For example, if you have a goal to have 75 percent of your transactions be from your agents’ repeat and referral business, then your criteria for agent training systems would support that.
You’d provide training to help agents stay in long-term relationships with their clients, and you might not provide training on how to convert Internet leads. Your time gets focused on the meaningful few meeting your criteria. Decision-making becomes crisp and business velocity increases.
Achieving your goals with technology
In discussions with brokerage owners, many don’t understand that technology is a critical means to achieving goals.
Instead of viewing it as “something shiny to give to agents,” (Ken Jenny got it right) in a vain hope it will attract or retain agents, technology can be put to work on activities that achieve goals.
Technology is what everyone touches every day throughout the business. It’s the enabler in your business.
Done in a thoughtful, integrated fashion, technology can make agents more productive and make clients more satisfied. It can also save you money, which is often counterintuitive.
What we’ve found is that once a brokerage is delivering integrated solutions that support their goals, they can eliminate a bunch of technologies that don’t. This happens more than you’d think, and the savings are often substantial.
With goals clearly defined, you can also start defining criteria for your technology plans. Remember, agent success will lead to your success, so things that enhance their productivity will likely map exceeding well to your goals.
What tools, data and processes will save them the most time and make them the most money? With your criteria in hand, it’s time to develop a short list of partners who can provide it.
Here again is where I see brokerages getting distracted and not considering what will work best for their situations.
Consider, for example, the durability of the provider. Often they are technology features masquerading as companies. Certainly consider their technical capabilities, but perhaps most important of all, consider their cultural fit with yours.

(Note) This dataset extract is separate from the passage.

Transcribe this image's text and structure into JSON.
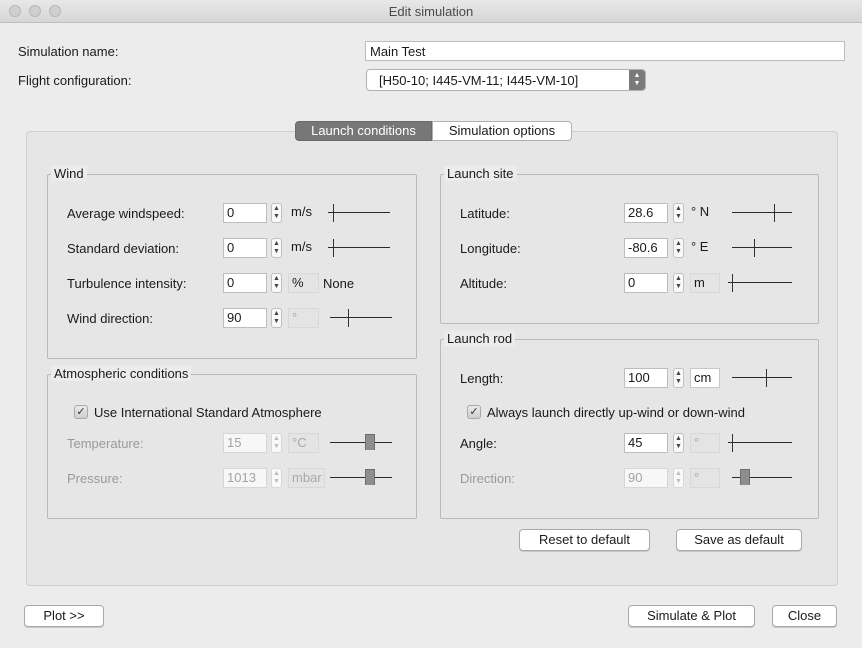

For example, if you don’t have much technical expertise in-house, you’ll need partners who can provide it. Importantly, consider whether their business model is aligned with yours. In other words, work with partners who align well with your goals.
Once you’ve chosen technologies that align with your goals and integrated them together into a quality agent experience, the magic starts to happen.
The tools and technology start helping everyone generate activities that move the whole business toward your goals. They do it every day, with or without your help. This is how technology enables your business.
Top brokerages have clearly defined goals. Their goals help them make decisions every day that move them toward those goals. For these brokerages, growth and profit are a regular experience.
York is CEO of Moxi Works, a residential brokerage services company spun out of Windermere Real Estate.